## Your instructions
Set the whole listing down again, word for word, with no pictures.

## Available data
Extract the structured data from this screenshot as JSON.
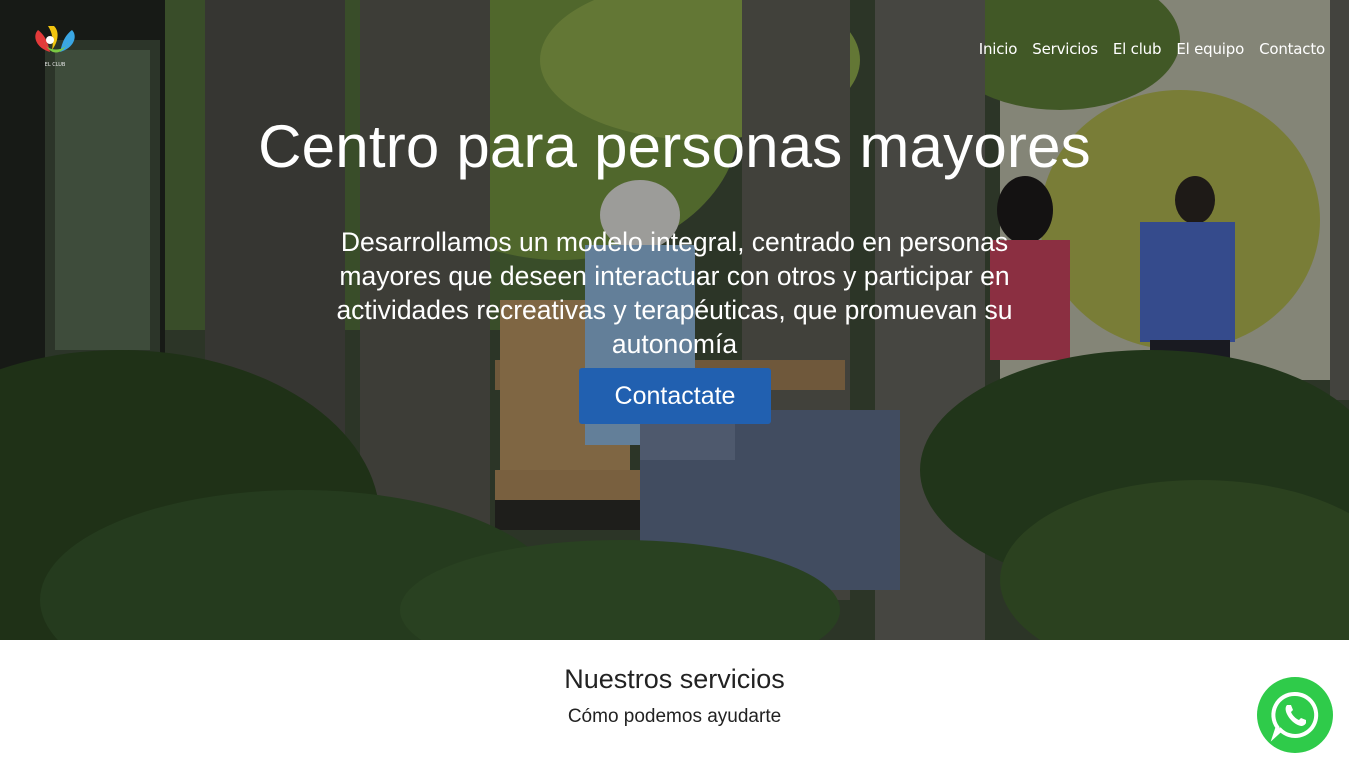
{
  "header": {
    "logo_text": "EL CLUB",
    "nav": [
      {
        "label": "Inicio"
      },
      {
        "label": "Servicios"
      },
      {
        "label": "El club"
      },
      {
        "label": "El equipo"
      },
      {
        "label": "Contacto"
      }
    ]
  },
  "hero": {
    "title": "Centro para personas mayores",
    "subtitle": "Desarrollamos un modelo integral, centrado en personas mayores que deseen interactuar con otros y participar en actividades recreativas y terapéuticas, que promuevan su autonomía",
    "cta_label": "Contactate"
  },
  "services": {
    "title": "Nuestros servicios",
    "subtitle": "Cómo podemos ayudarte"
  },
  "colors": {
    "cta": "#2160b0",
    "whatsapp": "#2fcb4a"
  },
  "icons": {
    "whatsapp": "whatsapp-icon",
    "logo": "club-logo"
  }
}
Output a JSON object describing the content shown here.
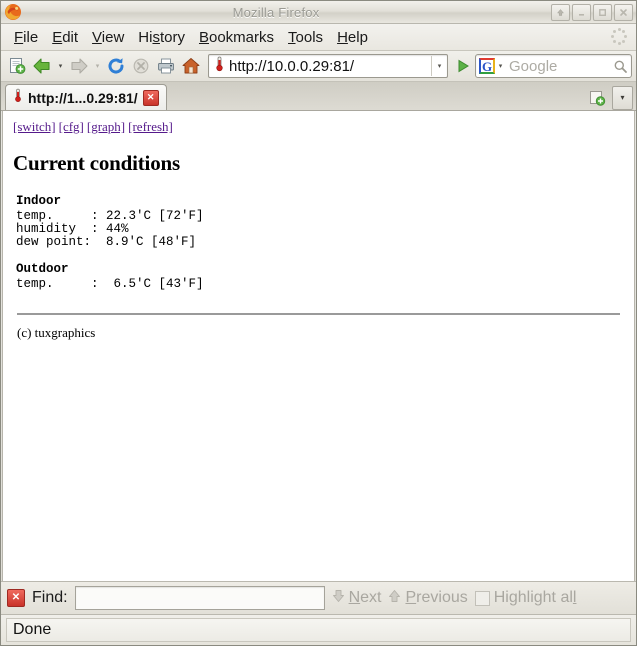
{
  "window": {
    "title": "Mozilla Firefox",
    "app_icon": "firefox-icon",
    "buttons": [
      {
        "name": "shade-button",
        "glyph": "⬆"
      },
      {
        "name": "minimize-button",
        "glyph": "–"
      },
      {
        "name": "maximize-button",
        "glyph": "❐"
      },
      {
        "name": "close-button",
        "glyph": "✕"
      }
    ]
  },
  "menubar": {
    "items": [
      {
        "name": "menu-file",
        "pre": "",
        "key": "F",
        "post": "ile"
      },
      {
        "name": "menu-edit",
        "pre": "",
        "key": "E",
        "post": "dit"
      },
      {
        "name": "menu-view",
        "pre": "",
        "key": "V",
        "post": "iew"
      },
      {
        "name": "menu-history",
        "pre": "Hi",
        "key": "s",
        "post": "tory"
      },
      {
        "name": "menu-bookmarks",
        "pre": "",
        "key": "B",
        "post": "ookmarks"
      },
      {
        "name": "menu-tools",
        "pre": "",
        "key": "T",
        "post": "ools"
      },
      {
        "name": "menu-help",
        "pre": "",
        "key": "H",
        "post": "elp"
      }
    ],
    "throbber": "activity-indicator"
  },
  "toolbar": {
    "new_tab_icon": "new-tab-icon",
    "back_icon": "back-arrow-icon",
    "forward_icon": "forward-arrow-icon",
    "reload_icon": "reload-icon",
    "stop_icon": "stop-icon",
    "print_icon": "print-icon",
    "home_icon": "home-icon",
    "dropdown_glyph": "▾",
    "go_glyph": "▶"
  },
  "urlbar": {
    "favicon": "thermometer-icon",
    "value": "http://10.0.0.29:81/",
    "dropdown_glyph": "▾"
  },
  "search": {
    "engine_icon": "google-g-icon",
    "engine_letter": "G",
    "dropdown_glyph": "▾",
    "placeholder": "Google",
    "magnifier_icon": "search-icon"
  },
  "tabbar": {
    "tab": {
      "favicon": "thermometer-icon",
      "title": "http://1...0.29:81/",
      "close_glyph": "✕"
    },
    "new_tab_icon": "new-tab-icon",
    "tab_list_glyph": "▾"
  },
  "page": {
    "nav_links": [
      {
        "name": "link-switch",
        "label": "[switch]"
      },
      {
        "name": "link-cfg",
        "label": "[cfg]"
      },
      {
        "name": "link-graph",
        "label": "[graph]"
      },
      {
        "name": "link-refresh",
        "label": "[refresh]"
      }
    ],
    "heading": "Current conditions",
    "indoor": {
      "heading": "Indoor",
      "lines": "temp.     : 22.3'C [72'F]\nhumidity  : 44%\ndew point:  8.9'C [48'F]"
    },
    "outdoor": {
      "heading": "Outdoor",
      "lines": "temp.     :  6.5'C [43'F]"
    },
    "readings": {
      "indoor_temp_c": 22.3,
      "indoor_temp_f": 72,
      "indoor_humidity_pct": 44,
      "indoor_dew_point_c": 8.9,
      "indoor_dew_point_f": 48,
      "outdoor_temp_c": 6.5,
      "outdoor_temp_f": 43
    },
    "copyright": "(c) tuxgraphics"
  },
  "findbar": {
    "close_glyph": "✕",
    "label": "Find:",
    "input_value": "",
    "next": {
      "pre": "",
      "key": "N",
      "post": "ext",
      "glyph": "⬇"
    },
    "previous": {
      "pre": "",
      "key": "P",
      "post": "revious",
      "glyph": "⬆"
    },
    "highlight": {
      "pre": "Highlight al",
      "key": "l",
      "post": ""
    }
  },
  "statusbar": {
    "text": "Done"
  },
  "colors": {
    "link": "#551a8b",
    "accent_green": "#2f9e41",
    "close_red": "#c9332a",
    "chrome_bg": "#e4e2da",
    "content_bg": "#ffffff"
  }
}
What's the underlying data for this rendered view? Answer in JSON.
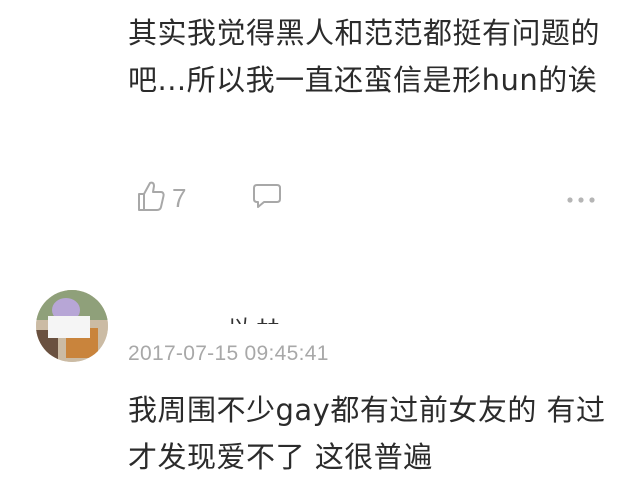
{
  "comments": [
    {
      "text": "其实我觉得黑人和范范都挺有问题的吧...所以我一直还蛮信是形hun的诶",
      "like_count": "7"
    },
    {
      "username_visible": "- 、 以 ‡‡",
      "timestamp": "2017-07-15 09:45:41",
      "text": "我周围不少gay都有过前女友的 有过才发现爱不了 这很普遍"
    }
  ],
  "icons": {
    "like": "thumbs-up-icon",
    "reply": "comment-bubble-icon",
    "more": "more-dots-icon"
  },
  "colors": {
    "text": "#2b2b2b",
    "muted": "#a8a8a8",
    "background": "#ffffff"
  }
}
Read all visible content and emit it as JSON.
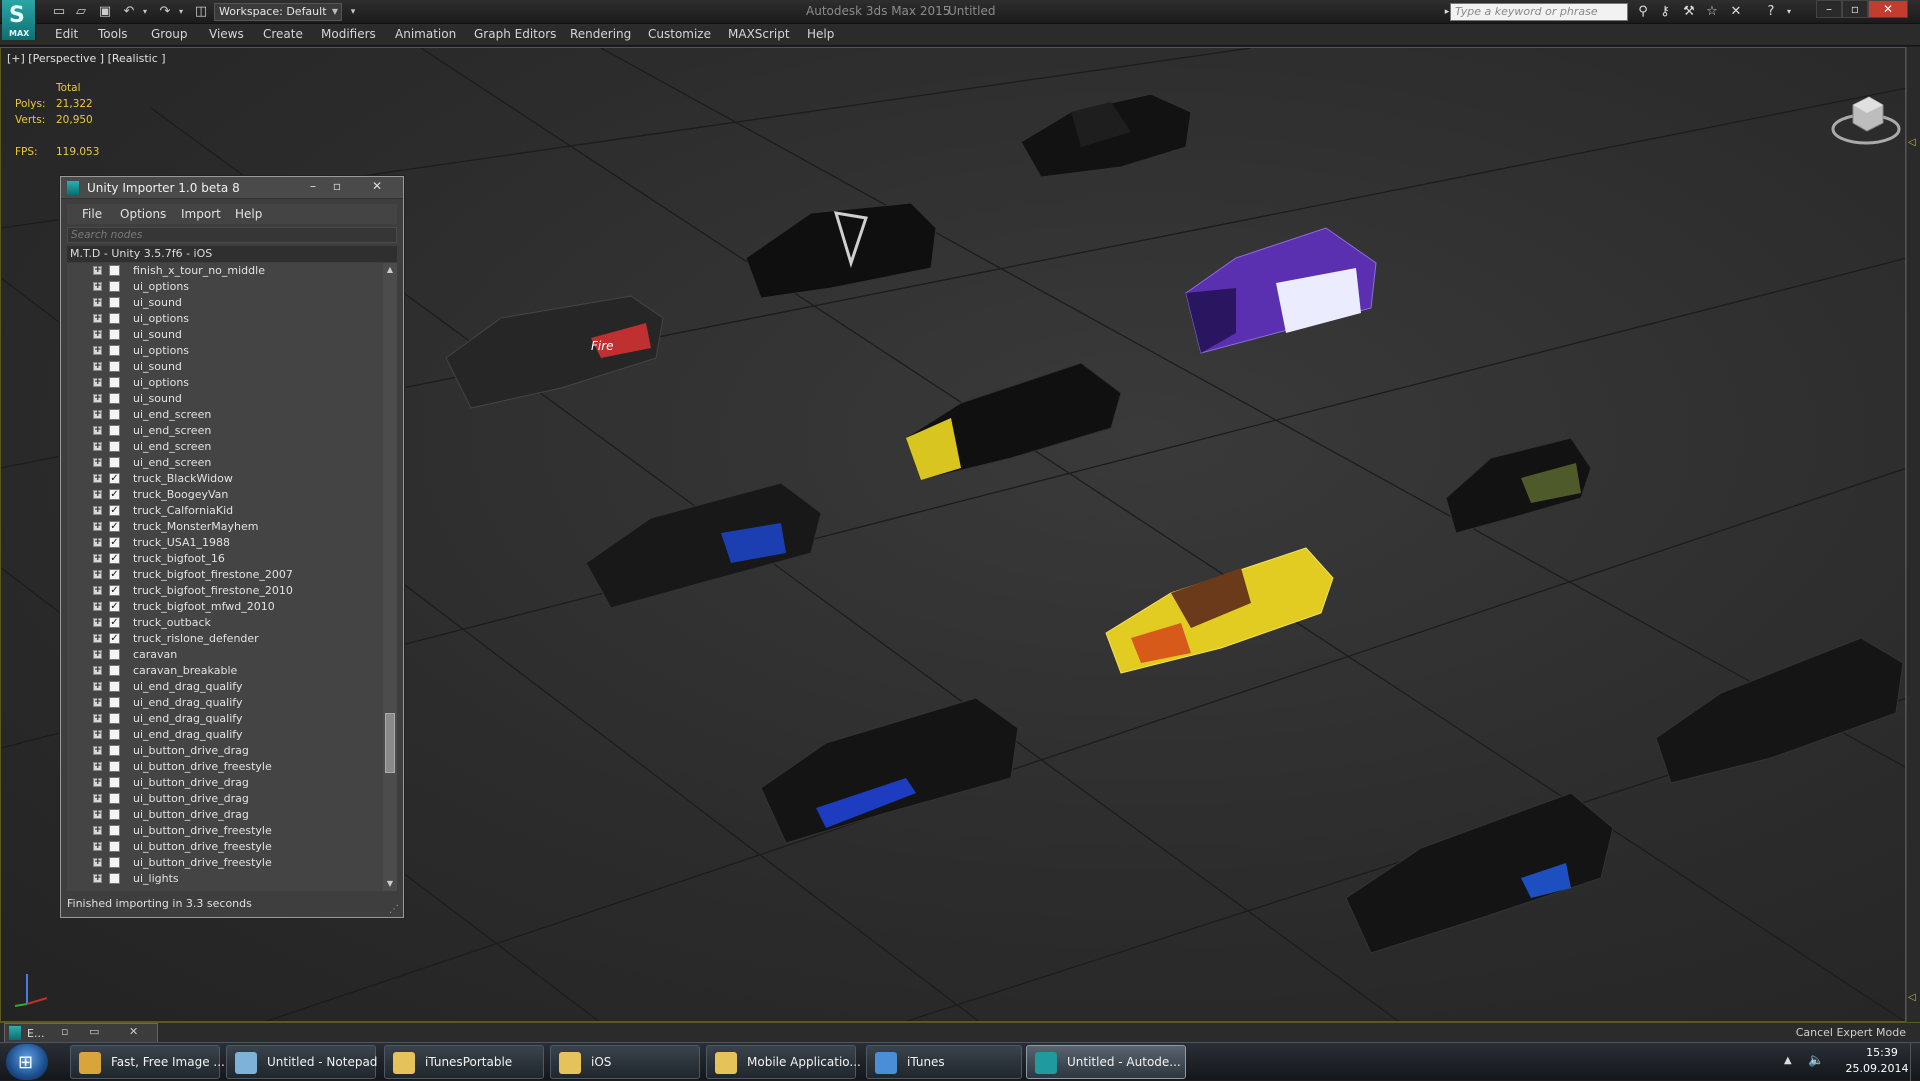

## Your response
Extract the structured data from this screenshot as JSON.
{
  "header": {
    "logo_text": "EL CLUB",
    "nav": [
      {
        "label": "Inicio"
      },
      {
        "label": "Servicios"
      },
      {
        "label": "El club"
      },
      {
        "label": "El equipo"
      },
      {
        "label": "Contacto"
      }
    ]
  },
  "hero": {
    "title": "Centro para personas mayores",
    "subtitle": "Desarrollamos un modelo integral, centrado en personas mayores que deseen interactuar con otros y participar en actividades recreativas y terapéuticas, que promuevan su autonomía",
    "cta_label": "Contactate"
  },
  "services": {
    "title": "Nuestros servicios",
    "subtitle": "Cómo podemos ayudarte"
  },
  "colors": {
    "cta": "#2160b0",
    "whatsapp": "#2fcb4a"
  },
  "icons": {
    "whatsapp": "whatsapp-icon",
    "logo": "club-logo"
  }
}
Output a JSON object describing the content shown here.
{
  "window": {
    "title": "Mozilla Firefox",
    "app_icon": "firefox-icon",
    "buttons": [
      {
        "name": "shade-button",
        "glyph": "⬆"
      },
      {
        "name": "minimize-button",
        "glyph": "–"
      },
      {
        "name": "maximize-button",
        "glyph": "❐"
      },
      {
        "name": "close-button",
        "glyph": "✕"
      }
    ]
  },
  "menubar": {
    "items": [
      {
        "name": "menu-file",
        "pre": "",
        "key": "F",
        "post": "ile"
      },
      {
        "name": "menu-edit",
        "pre": "",
        "key": "E",
        "post": "dit"
      },
      {
        "name": "menu-view",
        "pre": "",
        "key": "V",
        "post": "iew"
      },
      {
        "name": "menu-history",
        "pre": "Hi",
        "key": "s",
        "post": "tory"
      },
      {
        "name": "menu-bookmarks",
        "pre": "",
        "key": "B",
        "post": "ookmarks"
      },
      {
        "name": "menu-tools",
        "pre": "",
        "key": "T",
        "post": "ools"
      },
      {
        "name": "menu-help",
        "pre": "",
        "key": "H",
        "post": "elp"
      }
    ],
    "throbber": "activity-indicator"
  },
  "toolbar": {
    "new_tab_icon": "new-tab-icon",
    "back_icon": "back-arrow-icon",
    "forward_icon": "forward-arrow-icon",
    "reload_icon": "reload-icon",
    "stop_icon": "stop-icon",
    "print_icon": "print-icon",
    "home_icon": "home-icon",
    "dropdown_glyph": "▾",
    "go_glyph": "▶"
  },
  "urlbar": {
    "favicon": "thermometer-icon",
    "value": "http://10.0.0.29:81/",
    "dropdown_glyph": "▾"
  },
  "search": {
    "engine_icon": "google-g-icon",
    "engine_letter": "G",
    "dropdown_glyph": "▾",
    "placeholder": "Google",
    "magnifier_icon": "search-icon"
  },
  "tabbar": {
    "tab": {
      "favicon": "thermometer-icon",
      "title": "http://1...0.29:81/",
      "close_glyph": "✕"
    },
    "new_tab_icon": "new-tab-icon",
    "tab_list_glyph": "▾"
  },
  "page": {
    "nav_links": [
      {
        "name": "link-switch",
        "label": "[switch]"
      },
      {
        "name": "link-cfg",
        "label": "[cfg]"
      },
      {
        "name": "link-graph",
        "label": "[graph]"
      },
      {
        "name": "link-refresh",
        "label": "[refresh]"
      }
    ],
    "heading": "Current conditions",
    "indoor": {
      "heading": "Indoor",
      "lines": "temp.     : 22.3'C [72'F]\nhumidity  : 44%\ndew point:  8.9'C [48'F]"
    },
    "outdoor": {
      "heading": "Outdoor",
      "lines": "temp.     :  6.5'C [43'F]"
    },
    "readings": {
      "indoor_temp_c": 22.3,
      "indoor_temp_f": 72,
      "indoor_humidity_pct": 44,
      "indoor_dew_point_c": 8.9,
      "indoor_dew_point_f": 48,
      "outdoor_temp_c": 6.5,
      "outdoor_temp_f": 43
    },
    "copyright": "(c) tuxgraphics"
  },
  "findbar": {
    "close_glyph": "✕",
    "label": "Find:",
    "input_value": "",
    "next": {
      "pre": "",
      "key": "N",
      "post": "ext",
      "glyph": "⬇"
    },
    "previous": {
      "pre": "",
      "key": "P",
      "post": "revious",
      "glyph": "⬆"
    },
    "highlight": {
      "pre": "Highlight al",
      "key": "l",
      "post": ""
    }
  },
  "statusbar": {
    "text": "Done"
  },
  "colors": {
    "link": "#551a8b",
    "accent_green": "#2f9e41",
    "close_red": "#c9332a",
    "chrome_bg": "#e4e2da",
    "content_bg": "#ffffff"
  }
}
What's the underlying data for this rendered view? Answer in JSON.
{
  "comments": [
    {
      "text": "其实我觉得黑人和范范都挺有问题的吧...所以我一直还蛮信是形hun的诶",
      "like_count": "7"
    },
    {
      "username_visible": "- 、 以 ‡‡",
      "timestamp": "2017-07-15 09:45:41",
      "text": "我周围不少gay都有过前女友的 有过才发现爱不了 这很普遍"
    }
  ],
  "icons": {
    "like": "thumbs-up-icon",
    "reply": "comment-bubble-icon",
    "more": "more-dots-icon"
  },
  "colors": {
    "text": "#2b2b2b",
    "muted": "#a8a8a8",
    "background": "#ffffff"
  }
}
Read all visible content and emit it as JSON.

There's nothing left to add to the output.